Firms helping tax dodgers should be hunted down and punished, UK Chief Secretary to the Treasury says

Danny Alexander, Chief Secretary to the Treasury, said on Sunday that firms that help tax dodgers hide their billions and not pay tax should be hunted down and prosecuted, following the shocking news that London-based HSBC, one of the world’s largest banks, had been doing just that in its private bank in Switzerland.

Mr. Alexander believes that “aiding an abetting” should also apply in tax legislation.

The HSBC scandal has pushed the issue of consultancies and financial institutions encouraging super rich individuals and multinational corporations either to avoid tax (legal) or evade tax (illegal) to the fore of the political debate just months before May’s general election.

Danny Alexander on tax dodgers

Those aiding and abetting tax dodgers should also be hunted down and punished, Mr. Alexander believes.
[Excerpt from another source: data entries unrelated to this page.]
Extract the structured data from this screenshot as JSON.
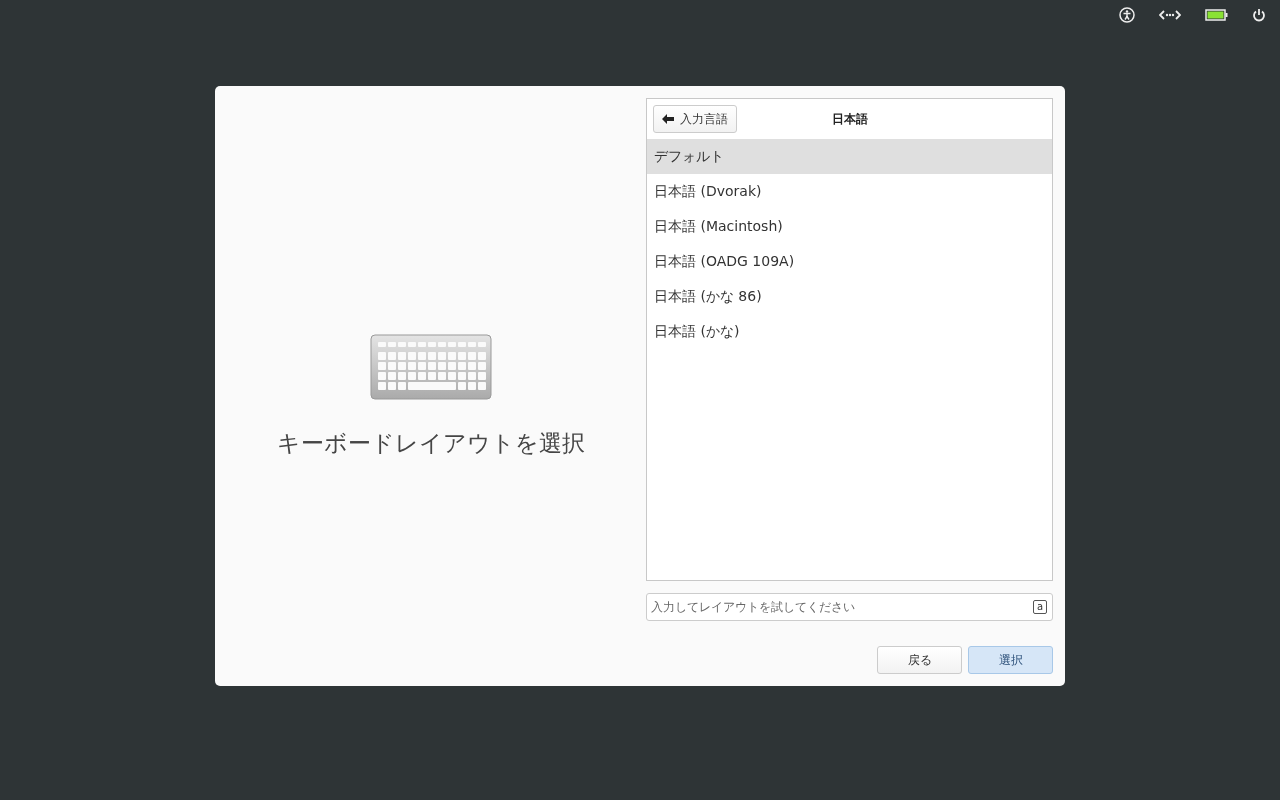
{
  "dialog": {
    "title": "キーボードレイアウトを選択"
  },
  "layout_list": {
    "back_button": "入力言語",
    "heading": "日本語",
    "items": [
      {
        "label": "デフォルト",
        "selected": true
      },
      {
        "label": "日本語 (Dvorak)",
        "selected": false
      },
      {
        "label": "日本語 (Macintosh)",
        "selected": false
      },
      {
        "label": "日本語 (OADG 109A)",
        "selected": false
      },
      {
        "label": "日本語 (かな 86)",
        "selected": false
      },
      {
        "label": "日本語 (かな)",
        "selected": false
      }
    ]
  },
  "test_field": {
    "placeholder": "入力してレイアウトを試してください",
    "key_hint": "a"
  },
  "buttons": [
    {
      "label": "戻る",
      "kind": "normal"
    },
    {
      "label": "選択",
      "kind": "suggested"
    }
  ]
}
The taxpayer, after bailing out the rich fat cats in several financial institutions following the last global financial crisis, will probably be swayed by the party that comes down the most heavily against firms that fuel corruption, cronyism and possibly another crisis.


Mr. Alexander proposes said the new offence of corporate failure to prevent financial crime would include aiding and facilitating tax evasion. The firms that help tax dodgers will face the same punishment as the evaders themselves.

Mr. Alexander, a British Liberal Democrat politician, had been hoping that the new measures would be imposed before the elections. If not, he proposes that they become part of his party’s election manifesto.

Tax evasion is already a crime in the UK. Mr. Alexander’s new legislation would make it clear that firms assisting tax dodgers would be liable to penalties.

HSBC tax dodgers

The British tax payer is fed up with bailing out financial institutions to the tune of tens of billions of pounds for incompetence, cronyism and illegal activities. In an election year, tax evasion is a major campaign theme for the political parties.

Mr. Alexander told the BBC’s Andrew Marr Show:

“Organisations, be they accountants, banks or whatever, who help people evade tax will be liable for this new offence and crucially liable for financial penalties.”

“So, for example, if their customers have to pay back hundreds of millions of pounds in tax then those organisations should have to match that with hundreds of millions of pounds of their own money and I think that’s a very tough disincentive to them to get involved in this in the first place.”

“This is taboo. This is something that absolutely mustn’t happen in our society and we still have a problem with some people thinking they can get away without paying their fair share of tax.”

What is the difference between tax avoidance and tax evasion

Tax avoidance is legal. It is the legitimate minimizing of taxes, using methods that comply with the law.

Tax evasion, however, is a crime. The perpetrator does not report his or her income and does not pay taxes according to the law.

We mostly think of tax evasion as associated just with individuals, and not businesses. But it applies to both. Tax evasion can be practiced in businesses at several levels.

Mr. Alexander said in a statement:

“It is a crime, plain and simple. If someone helps a break into your home they end up in the dock as an accomplice. It should be the same if some helps a tax evader.”

He also believes that codes of practice for consultancies that advise on tax affairs should be tightened up.

HSBC has admitted to illegal practices at its private Swiss bank, where super-wealthy customers were helped to hide hundreds of millions of dollars in assets up to 2007.

According to the Labour Party, David Cameron’s Conservative party accepted political donations from seven individuals who were listed in the Swiss bank tax-dodging scandal.

HSBC spreads SORRY message across several Sunday newspapers

Last weekend, HSBC published a long “SORRY” letter in several British Sunday newspapers, where it expressed its “sincerest apologies” for helping super-rich clients dodge taxes at its Swiss private bank.

The banking giant admitted it had not complied with regulations after newspapers reported it had helped over one hundred multi-millionaires hide billions of dollars’ worth of assets before the global financial crisis.

HSBC’s Chairman Douglas Flint and CEO Stuart Gulliver will give evidence before the Parliamentary Treasury Committee on February 25th.

Earlier this month, the Public Accounts Committee accused PricewaterhouseCoopers of promoting tax avoidance “on an industrial scale”. It accused the London-based professional services firm of helping hundreds of multinationals cut their corporation tax by setting up bases in Luxembourg.

BBC Video – Andrew Marr with Danny Alexander